Below is a table showing the calculations that were done on the above graph.


Work Compression Retraction   Compression Retraction
Sample (mJ) (mJ) Sample (mJ) (mJ)
Regular 1 109.7 74.6 Low Fat 1 72.7136 55.7929
Regular 2 114.9 79.1 Low Fat 2 72.5 55.0
Regular 3 116.9 79.9 Low Fat 3  72.8  55.5
Average 113.8 77.9 Average  72.7  55.4
St. Dev. 3.69 2.83  St.Dev  0.16  0.42
COV 3.24% 3.63%  COV  0.23% 0.75%


As with the graph, one can see a clear difference in the two samples in comparing the averages of the replications. The compression numbers represent the work that it took to move the plunger to a set position. The higher the number, the more resistance the mayonnaise provided. One can see that the regular product required significantly more work than did the low-fat product. This trend holds true with the retraction work as well. The regular product required more effort to move the plunger back to the original starting point. One other thing to point out is the coefficient of variation (COV). Typically anything under 10% is considered a valid test. While both of the samples fell well within this range, it’s should be pointed that the low-fat product had a very low COV, indicating that it is more consistent than the regular product. The graph confirms this outcome as all of the low-traces are almost exactly the same.



Based on these results, a significant difference between the two products can be produced using the described methodology. While we were able to show a significant difference in these two samples, perhaps the more valuable data to the producer would be to look at how closely the low-fat product reflects the texture of the regular product. Often times with a reduced fat product, the goal is to make it as much like the standard product as possible. An objective way to measure this is crucial in the process as one must be able to consistently measure something if there is any chance of controlling it. Armed with this new data, the processor can now make more informed decisions when it comes to their processing operating procedure as it affects the overall texture of the product.

Trusted by customers across the world

At the University of Saskatchewan, we are the proud owners of three generations of Food Technology Corporation texture equipment, all of which are still in working condition.

We are looking forward to future innovations from FTC.



Phyllis J. Shand, University of Saskatchewan - Canada

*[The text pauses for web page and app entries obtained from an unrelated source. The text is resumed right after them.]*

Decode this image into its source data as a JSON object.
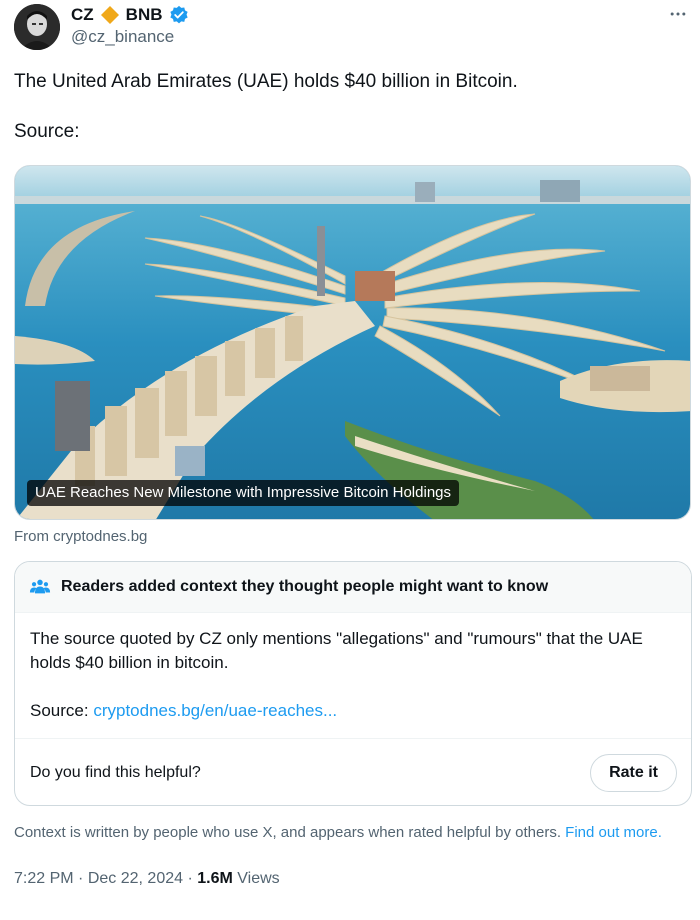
{
  "author": {
    "name": "CZ",
    "affiliation_label": "BNB",
    "handle": "@cz_binance",
    "icons": {
      "affiliation": "bnb-diamond-icon",
      "verified": "verified-badge-icon",
      "more": "more-horizontal-icon"
    },
    "colors": {
      "affiliation": "#f0a81a",
      "verified": "#1d9bf0"
    }
  },
  "tweet": {
    "text_line1": "The United Arab Emirates (UAE) holds $40 billion in Bitcoin.",
    "text_line2": "Source:"
  },
  "card": {
    "caption": "UAE Reaches New Milestone with Impressive Bitcoin Holdings",
    "source": "From cryptodnes.bg"
  },
  "community_note": {
    "header": "Readers added context they thought people might want to know",
    "body": "The source quoted by CZ only mentions \"allegations\" and \"rumours\" that the UAE holds $40 billion in bitcoin.",
    "source_label": "Source:",
    "source_link": "cryptodnes.bg/en/uae-reaches...",
    "helpful_question": "Do you find this helpful?",
    "rate_button": "Rate it",
    "footer_text": "Context is written by people who use X, and appears when rated helpful by others.",
    "footer_link": "Find out more."
  },
  "meta": {
    "time": "7:22 PM",
    "date": "Dec 22, 2024",
    "views_count": "1.6M",
    "views_label": "Views",
    "separator": "·"
  }
}
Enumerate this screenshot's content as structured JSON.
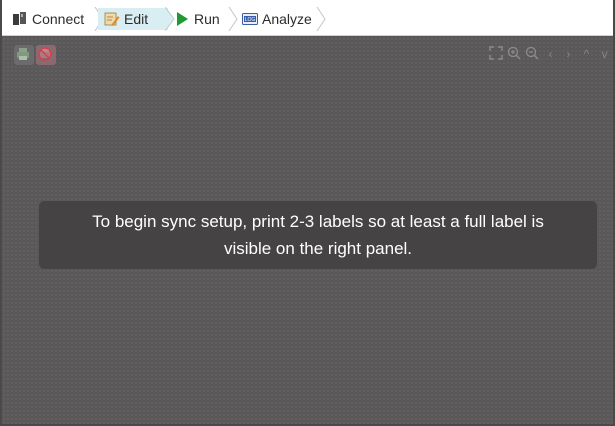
{
  "breadcrumb": {
    "items": [
      {
        "label": "Connect",
        "icon": "connect-icon"
      },
      {
        "label": "Edit",
        "icon": "edit-icon",
        "active": true
      },
      {
        "label": "Run",
        "icon": "play-icon"
      },
      {
        "label": "Analyze",
        "icon": "log-icon",
        "icon_text": "LOG"
      }
    ]
  },
  "toolbar_left": [
    {
      "icon": "print-icon"
    },
    {
      "icon": "no-print-icon"
    }
  ],
  "toolbar_right": [
    {
      "icon": "fit-screen-icon"
    },
    {
      "icon": "zoom-in-icon"
    },
    {
      "icon": "zoom-out-icon"
    },
    {
      "icon": "chevron-left-icon",
      "glyph": "‹"
    },
    {
      "icon": "chevron-right-icon",
      "glyph": "›"
    },
    {
      "icon": "chevron-up-icon",
      "glyph": "^"
    },
    {
      "icon": "chevron-down-icon",
      "glyph": "v"
    }
  ],
  "message": {
    "line1": "To begin sync setup, print 2-3 labels so at least a full label is",
    "line2": "visible on the right panel."
  },
  "colors": {
    "canvas": "#5a5758",
    "active_crumb": "#d9eef2",
    "run_green": "#1e9a2e",
    "message_bg": "#444142"
  }
}
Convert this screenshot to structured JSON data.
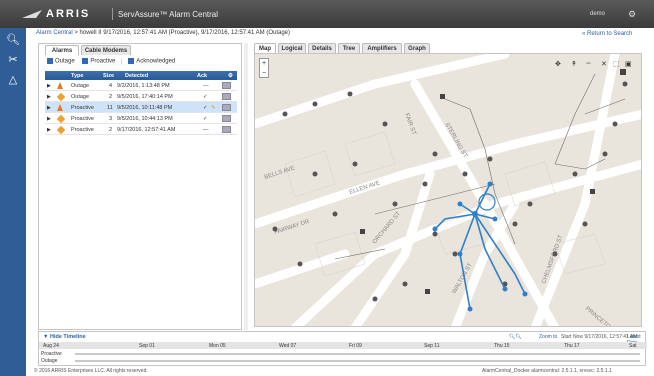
{
  "header": {
    "brand": "ARRIS",
    "app_title": "ServAssure™ Alarm Central",
    "user": "demo"
  },
  "nav": {
    "icons": [
      "search-icon",
      "tools-icon",
      "bell-icon"
    ]
  },
  "breadcrumb": {
    "root": "Alarm Central",
    "separator": ">",
    "current": "howell II 9/17/2016, 12:57:41 AM (Proactive), 9/17/2016, 12:57:41 AM (Outage)",
    "return_link": "« Return to Search"
  },
  "left_tabs": [
    {
      "label": "Alarms",
      "active": true
    },
    {
      "label": "Cable Modems",
      "active": false
    }
  ],
  "filters": {
    "outage": "Outage",
    "proactive": "Proactive",
    "acknowledged": "Acknowledged"
  },
  "alarm_table": {
    "headers": {
      "type": "Type",
      "size": "Size",
      "detected": "Detected",
      "ack": "Ack"
    },
    "rows": [
      {
        "type": "Outage",
        "size": "4",
        "detected": "9/2/2016, 1:13:48 PM",
        "ack": "—",
        "icon": "warning",
        "selected": false
      },
      {
        "type": "Outage",
        "size": "2",
        "detected": "9/5/2016, 17:40:14 PM",
        "ack": "✓",
        "icon": "diamond",
        "selected": false
      },
      {
        "type": "Proactive",
        "size": "11",
        "detected": "9/5/2016, 10:11:48 PM",
        "ack": "✓",
        "icon": "warning",
        "selected": true
      },
      {
        "type": "Proactive",
        "size": "3",
        "detected": "9/5/2016, 10:44:13 PM",
        "ack": "✓",
        "icon": "diamond",
        "selected": false
      },
      {
        "type": "Proactive",
        "size": "2",
        "detected": "9/17/2016, 12:57:41 AM",
        "ack": "—",
        "icon": "diamond",
        "selected": false
      }
    ]
  },
  "map_tabs": [
    "Map",
    "Logical",
    "Details",
    "Tree",
    "Amplifiers",
    "Graph"
  ],
  "map": {
    "streets": [
      "STERLING ST",
      "FAIR ST",
      "BELLS AVE",
      "ELLEN AVE",
      "FAIRWAY DR",
      "ORCHARD ST",
      "CHELMSFORD ST",
      "WALTON ST",
      "PRINCETON"
    ],
    "zoom_in": "+",
    "zoom_out": "−"
  },
  "timeline": {
    "title": "▼ Hide Timeline",
    "ticks": [
      "Aug 24",
      "Sep 01",
      "Mon 05",
      "Wed 07",
      "Fri 09",
      "Sep 11",
      "Thu 15",
      "Thu 17",
      "Sat"
    ],
    "rows": [
      "Proactive",
      "Outage"
    ],
    "zoom_label": "Zoom to",
    "range_label": "Start Now  9/17/2016, 12:57:41 AM",
    "latest_label": "Latest Date"
  },
  "footer": {
    "copyright": "© 2016 ARRIS Enterprises LLC. All rights reserved.",
    "version": "AlarmCentral_Docker   alarmcentral: 2.5.1.1, srvsvc: 2.5.1.1"
  },
  "colors": {
    "accent": "#2f5d95",
    "outage": "#e87a1e",
    "proactive": "#f0a030",
    "map_line": "#2f80c8"
  }
}
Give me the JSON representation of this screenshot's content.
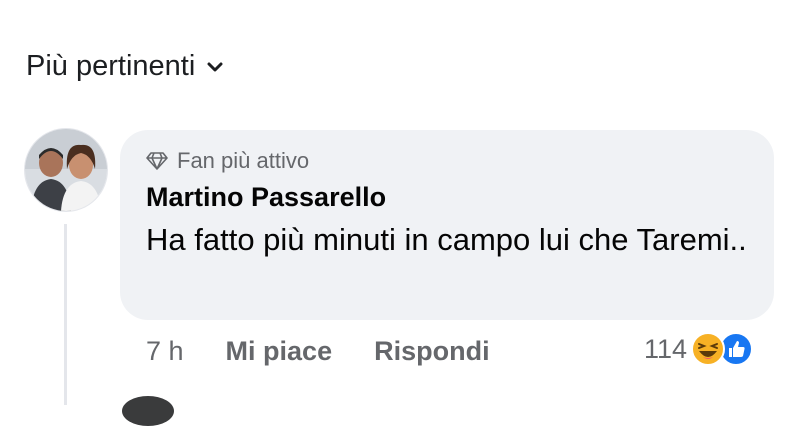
{
  "sort": {
    "label": "Più pertinenti",
    "icon": "chevron-down-icon"
  },
  "comment": {
    "badge_icon": "diamond-icon",
    "badge": "Fan più attivo",
    "author": "Martino Passarello",
    "text": "Ha fatto più minuti in campo lui che Taremi..",
    "time": "7 h",
    "like_label": "Mi piace",
    "reply_label": "Rispondi",
    "reaction_count": "114",
    "reaction_icons": [
      "haha-icon",
      "like-icon"
    ]
  },
  "colors": {
    "bubble": "#f0f2f5",
    "muted": "#65676b",
    "like_blue": "#1877f2",
    "haha_yellow": "#f7b125"
  }
}
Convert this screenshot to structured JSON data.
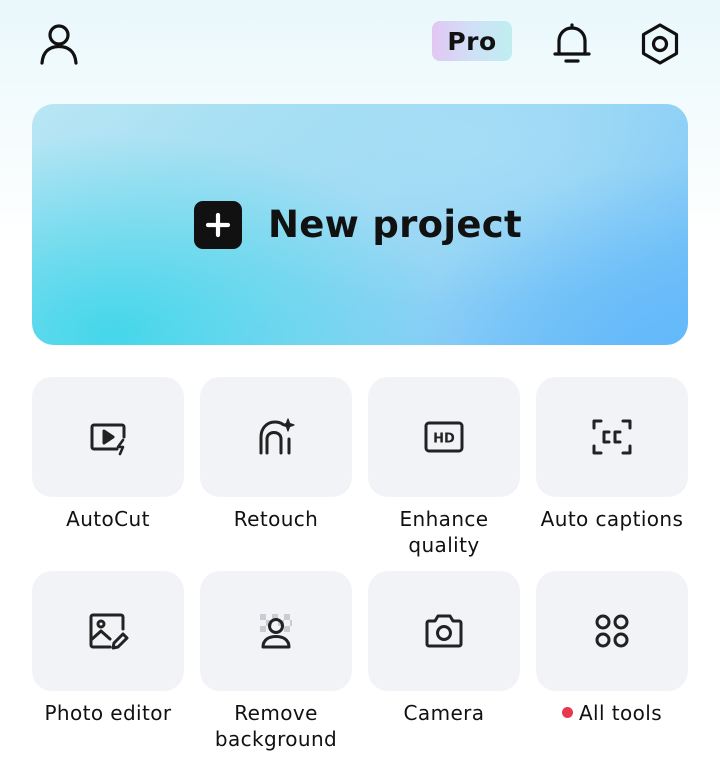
{
  "header": {
    "pro_badge": "Pro",
    "icons": [
      "user-icon",
      "bell-icon",
      "settings-hexagon-icon"
    ]
  },
  "hero": {
    "label": "New project",
    "icon": "plus-square-icon",
    "colors": [
      "#3fd6ea",
      "#8ccff6",
      "#60b8fa"
    ]
  },
  "tools": [
    {
      "label": "AutoCut",
      "icon": "video-play-lightning-icon"
    },
    {
      "label": "Retouch",
      "icon": "face-sparkle-icon"
    },
    {
      "label": "Enhance quality",
      "line1": "Enhance",
      "line2": "quality",
      "icon": "hd-icon"
    },
    {
      "label": "Auto captions",
      "icon": "cc-icon"
    },
    {
      "label": "Photo editor",
      "icon": "image-edit-icon"
    },
    {
      "label": "Remove background",
      "line1": "Remove",
      "line2": "background",
      "icon": "remove-background-icon"
    },
    {
      "label": "Camera",
      "icon": "camera-icon"
    },
    {
      "label": "All tools",
      "icon": "four-circles-icon",
      "badge_color": "#e8384f"
    }
  ]
}
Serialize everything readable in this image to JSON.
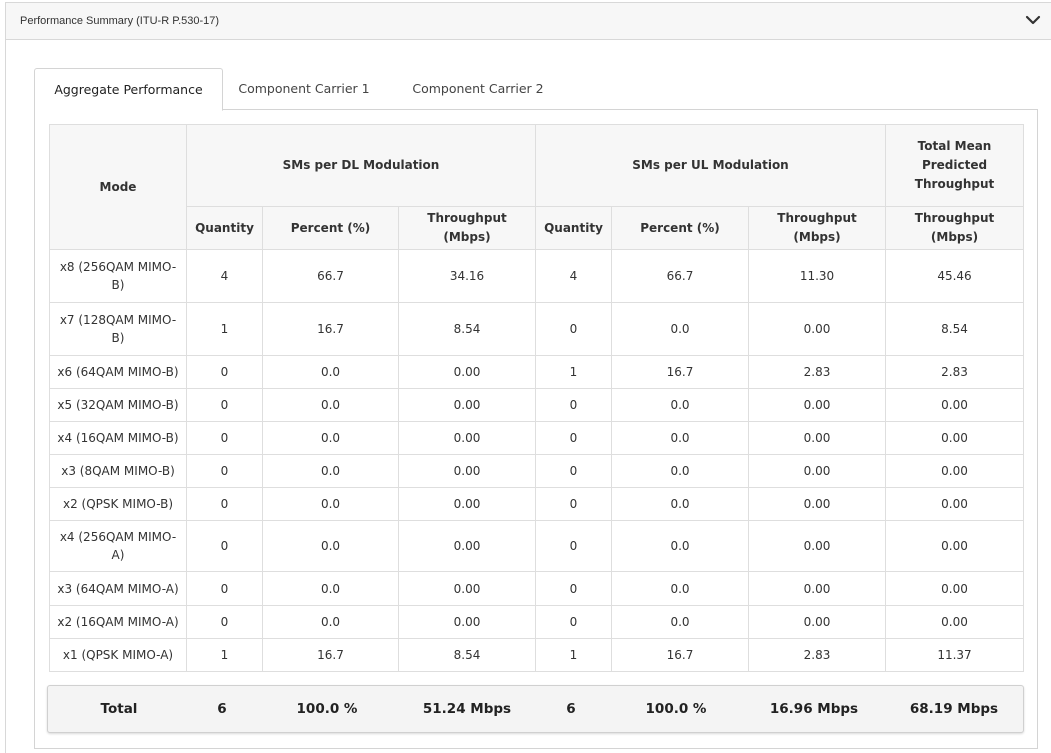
{
  "panel": {
    "title": "Performance Summary (ITU-R P.530-17)",
    "collapse_icon": "chevron-down-icon"
  },
  "tabs": [
    {
      "label": "Aggregate Performance",
      "active": true
    },
    {
      "label": "Component Carrier 1",
      "active": false
    },
    {
      "label": "Component Carrier 2",
      "active": false
    }
  ],
  "table": {
    "headers": {
      "mode": "Mode",
      "dl_group": "SMs per DL Modulation",
      "ul_group": "SMs per UL Modulation",
      "total_group": "Total Mean Predicted Throughput",
      "quantity": "Quantity",
      "percent": "Percent (%)",
      "throughput": "Throughput (Mbps)"
    },
    "rows": [
      {
        "mode": "x8 (256QAM MIMO-B)",
        "dl_qty": "4",
        "dl_pct": "66.7",
        "dl_tp": "34.16",
        "ul_qty": "4",
        "ul_pct": "66.7",
        "ul_tp": "11.30",
        "total": "45.46"
      },
      {
        "mode": "x7 (128QAM MIMO-B)",
        "dl_qty": "1",
        "dl_pct": "16.7",
        "dl_tp": "8.54",
        "ul_qty": "0",
        "ul_pct": "0.0",
        "ul_tp": "0.00",
        "total": "8.54"
      },
      {
        "mode": "x6 (64QAM MIMO-B)",
        "dl_qty": "0",
        "dl_pct": "0.0",
        "dl_tp": "0.00",
        "ul_qty": "1",
        "ul_pct": "16.7",
        "ul_tp": "2.83",
        "total": "2.83"
      },
      {
        "mode": "x5 (32QAM MIMO-B)",
        "dl_qty": "0",
        "dl_pct": "0.0",
        "dl_tp": "0.00",
        "ul_qty": "0",
        "ul_pct": "0.0",
        "ul_tp": "0.00",
        "total": "0.00"
      },
      {
        "mode": "x4 (16QAM MIMO-B)",
        "dl_qty": "0",
        "dl_pct": "0.0",
        "dl_tp": "0.00",
        "ul_qty": "0",
        "ul_pct": "0.0",
        "ul_tp": "0.00",
        "total": "0.00"
      },
      {
        "mode": "x3 (8QAM MIMO-B)",
        "dl_qty": "0",
        "dl_pct": "0.0",
        "dl_tp": "0.00",
        "ul_qty": "0",
        "ul_pct": "0.0",
        "ul_tp": "0.00",
        "total": "0.00"
      },
      {
        "mode": "x2 (QPSK MIMO-B)",
        "dl_qty": "0",
        "dl_pct": "0.0",
        "dl_tp": "0.00",
        "ul_qty": "0",
        "ul_pct": "0.0",
        "ul_tp": "0.00",
        "total": "0.00"
      },
      {
        "mode": "x4 (256QAM MIMO-A)",
        "dl_qty": "0",
        "dl_pct": "0.0",
        "dl_tp": "0.00",
        "ul_qty": "0",
        "ul_pct": "0.0",
        "ul_tp": "0.00",
        "total": "0.00"
      },
      {
        "mode": "x3 (64QAM MIMO-A)",
        "dl_qty": "0",
        "dl_pct": "0.0",
        "dl_tp": "0.00",
        "ul_qty": "0",
        "ul_pct": "0.0",
        "ul_tp": "0.00",
        "total": "0.00"
      },
      {
        "mode": "x2 (16QAM MIMO-A)",
        "dl_qty": "0",
        "dl_pct": "0.0",
        "dl_tp": "0.00",
        "ul_qty": "0",
        "ul_pct": "0.0",
        "ul_tp": "0.00",
        "total": "0.00"
      },
      {
        "mode": "x1 (QPSK MIMO-A)",
        "dl_qty": "1",
        "dl_pct": "16.7",
        "dl_tp": "8.54",
        "ul_qty": "1",
        "ul_pct": "16.7",
        "ul_tp": "2.83",
        "total": "11.37"
      }
    ]
  },
  "totals": {
    "label": "Total",
    "dl_qty": "6",
    "dl_pct": "100.0 %",
    "dl_tp": "51.24 Mbps",
    "ul_qty": "6",
    "ul_pct": "100.0 %",
    "ul_tp": "16.96 Mbps",
    "total": "68.19 Mbps"
  }
}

The University of Arizona’s Nutritional Sciences Food Lab acquired a Texture Analyzer from Food Technologies about 5 years ago. The company has a great product, which is tailored to food needs. 

We have used the Texture Analyzer for both research projects and as a tool to demonstrate to students how food manufacturers can employ objective testing in product evaluation to show how differing ingredients in the same product can affect quality attributes. Its use adds another dimension to the foods labs.

Drew Lambert has been instrumental in helping with set up for testing and providing support whenever there’s a question. He has been a pleasure to work with and is always accommodating with our needs and schedules.  He has even sent us special attachments for special projects.  We couldn’t ask for a better technical support.  Thanks for a great product and great service.

Patricia Sparks, Ph.D.
Assistant Professor of Practice

My first contact with FTC was through buying texture analyzer equipment as my area of interest is Rheology. We faced a problem operating the appliance. The company tried hard to help us through the internet, but the University thought it was better to send me to the company branch located in England. I received a highly advanced training course for 10 days free of charge. They provided me with programs that operate the equipment along with the information needed.

It was a great effort and outstanding support. I would like to thank Shirl Lakeway and FTC for providing me with this opportunity and for his continuous help. Finally, I encourage researchers who are interested in the physical properties of foods and dairy to choose FTC as it is a respectable and dependable company and offers the best deals concerning prices and training with different languages, such as Arabic for the Middle East.

Professor Hoda El-Zeini, Dairy Science and Agriculture University - Cairo, Egypt